Two months ago, I was based in Aberdeen in a role with an E&P operator. Today, I’m speaking to you as Maersk Drilling’s Chief Commercial and Innovation Officer. So, this morning, I’d like to take the opportunity to speak you from both the operator’s and the driller’s perspective.
My main reason for speaking from both these points of view is because I firmly believe that the key to our mutual success is aligning the incentives of operators and contractors, and adequately sharing risk and reward.
Together, we’ve made a great deal of progress on reining in costs since 2014. But with activity increasing and rates expected to rise moderately over the next 12-24 months, we need to lock in another round of productivity gains. Failing to align incentives now risks sowing the seeds of another cycle of boom and bust which the industry cannot afford.
Significant gains to be made
There’s a wide gap between what the operator sees from the perspective of the well, and what the drilling contractor or services provider sees from the perspective of the rig.
Take safety for example. We don’t use the same definitions, which means an LTI for an operator may not be an LTI for the drilling contractor.
Non-productive time is another area where there’s a gap. These days, skilled crews and modern rigs have high operational uptime, close to 100%. But when we look at NPT from the operator’s perspective and include all of the services and activities on the well, we now see 20-25% NPT.
When we dig into this, we find that it takes up to 60 suppliers and 6,000 invoices to drill a typical offshore well. There are significant efficiency gains to be made here.
As an operator, whenever a rig wasn’t working I would call my drilling manager and ask what the problem was. And he would say that the cementing unit, or something else, was not working. All I heard is that right now I'm paying for a well that’s not being drilled.
This reflects a fundamental misalignment of incentives in the day rate model: It is the operator—not the drilling contractor or the oilfield services company—which continues to bear most of the cost of non-productive time.
For both operators and drilling contractors, I believe there is an opportunity to address this over the next 12-24 months with new commercial models that reduce inefficiency and align incentives between the different parties.
But the window to address this is small. With rates expected to rise moderately in the next two years, the window for operators to lock in low costs is closing and their incentives to investigate new types of partnership that share risk and reward are growing. We can see innovative operators like Aker BP getting ahead on this.
But for contractors, rising rates will lower their incentives to share risk and reward. So why not ride the uptick like the previous cycle?
At Maersk Drilling, we don’t believe that’s a sustainable choice for drilling contractors and service providers. This time it’s different—for a number of reasons.
This time it’s different

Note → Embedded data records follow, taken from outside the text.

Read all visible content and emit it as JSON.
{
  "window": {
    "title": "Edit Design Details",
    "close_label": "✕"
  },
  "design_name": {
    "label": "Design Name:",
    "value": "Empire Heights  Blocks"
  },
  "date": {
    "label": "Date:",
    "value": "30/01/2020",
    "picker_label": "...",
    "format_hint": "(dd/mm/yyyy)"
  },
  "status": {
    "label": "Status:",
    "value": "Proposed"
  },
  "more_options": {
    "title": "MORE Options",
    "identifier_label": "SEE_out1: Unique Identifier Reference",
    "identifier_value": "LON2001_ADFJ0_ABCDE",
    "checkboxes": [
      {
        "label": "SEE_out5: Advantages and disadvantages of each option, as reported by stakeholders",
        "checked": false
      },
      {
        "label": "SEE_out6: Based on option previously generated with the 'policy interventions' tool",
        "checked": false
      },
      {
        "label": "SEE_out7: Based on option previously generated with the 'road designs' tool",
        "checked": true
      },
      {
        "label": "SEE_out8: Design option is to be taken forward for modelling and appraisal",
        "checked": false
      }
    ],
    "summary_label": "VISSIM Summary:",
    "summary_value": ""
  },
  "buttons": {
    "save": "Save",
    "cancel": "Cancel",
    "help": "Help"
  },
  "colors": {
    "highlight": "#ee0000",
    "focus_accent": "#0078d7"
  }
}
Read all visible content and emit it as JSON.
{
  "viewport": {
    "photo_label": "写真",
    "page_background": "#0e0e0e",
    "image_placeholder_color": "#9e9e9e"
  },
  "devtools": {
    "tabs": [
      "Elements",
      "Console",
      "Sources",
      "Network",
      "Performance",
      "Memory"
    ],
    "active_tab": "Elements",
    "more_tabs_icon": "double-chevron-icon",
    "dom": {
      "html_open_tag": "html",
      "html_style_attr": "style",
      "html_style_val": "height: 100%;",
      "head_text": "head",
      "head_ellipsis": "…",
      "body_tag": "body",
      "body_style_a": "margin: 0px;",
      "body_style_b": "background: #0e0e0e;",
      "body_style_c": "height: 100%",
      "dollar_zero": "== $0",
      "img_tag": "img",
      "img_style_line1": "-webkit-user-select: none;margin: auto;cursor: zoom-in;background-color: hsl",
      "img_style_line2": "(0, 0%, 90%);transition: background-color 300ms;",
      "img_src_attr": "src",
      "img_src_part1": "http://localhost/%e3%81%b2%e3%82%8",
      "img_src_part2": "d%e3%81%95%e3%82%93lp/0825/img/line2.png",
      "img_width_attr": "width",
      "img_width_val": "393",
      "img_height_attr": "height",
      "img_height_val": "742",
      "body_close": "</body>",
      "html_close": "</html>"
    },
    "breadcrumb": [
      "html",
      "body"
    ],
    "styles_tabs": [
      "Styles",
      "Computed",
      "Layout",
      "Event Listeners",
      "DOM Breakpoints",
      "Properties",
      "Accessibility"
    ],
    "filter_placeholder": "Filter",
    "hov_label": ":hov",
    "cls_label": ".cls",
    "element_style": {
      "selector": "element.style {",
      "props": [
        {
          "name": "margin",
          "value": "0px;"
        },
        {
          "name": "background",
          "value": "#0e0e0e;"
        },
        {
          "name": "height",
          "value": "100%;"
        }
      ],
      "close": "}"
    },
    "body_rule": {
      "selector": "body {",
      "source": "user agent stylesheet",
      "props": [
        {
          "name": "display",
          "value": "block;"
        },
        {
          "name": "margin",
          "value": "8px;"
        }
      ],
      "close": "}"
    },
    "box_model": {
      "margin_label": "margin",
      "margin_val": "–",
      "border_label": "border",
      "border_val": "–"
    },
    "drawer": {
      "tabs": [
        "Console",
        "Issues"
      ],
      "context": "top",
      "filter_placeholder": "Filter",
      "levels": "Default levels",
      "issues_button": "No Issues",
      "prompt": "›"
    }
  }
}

The first is the changes underway in the energy system. With a lot of uncertainty and more competition, operators are emphasising lower project breakevens, capital discipline and keeping costs down.
We are now in a race to produce the most competitive barrel of oil before demand peaks. That applies whether you’re drilling onshore or offshore, in conventional, shale or deepwater.
The second reason why the traditional cycle is not an option is the disruption that we are likely to see in oil and gas from innovation. New uses of data, digital tools and AI will make drilling safer, more automated and more efficient.
At Maersk Drilling, we’re already using data from thousands of sensors on our rigs that we expect will help us to reduce maintenance downtime and costs by up to 20%. We’re also working on multiple Augmented Reality projects that will drive improvements in safety, quality and performance.
But innovation is not just about technology. When digitalisation is combined with new commercial models, we’ll see real value unlocked.
Smarter Drilling for Better Value is Maersk Drilling’s response to this. It means continuing to deliver operational excellence while pairing innovative technologies with new business models to create value for our customers.
Becoming one team to create value
There are big changes coming for the 60 suppliers and 6,000 invoices that it takes to drill an offshore well.
What will it look like? Maersk Drilling’s alliance with Aker BP provides a glimpse of what is possible:
- It takes a five-year time horizon, rather than a project-to-project view;
- It shares risk and reward and aligns incentives between the parties;
- Teams are integrated, giving the best person the job and avoiding duplication;
- We have a common goal and shared language on safety and operations;
- Simplification and standardisation are the focus;
- And it’s underpinned by digital collaboration.
When done right, this type of alliance can lower the cost per barrel and improve safety while unlocking value for all the parties involved.
The time to act is now
The future of oil and gas is being written right now. The industry needs broad-based structural change across the value chain. Drillers and services companies will need to transform their value propositions and operators will need to reward for quality and the end result, not time spent on the well.
I invite you to lay the ground work for a future based on sustainable growth, rather than another round of boom and bust. The time to act is now.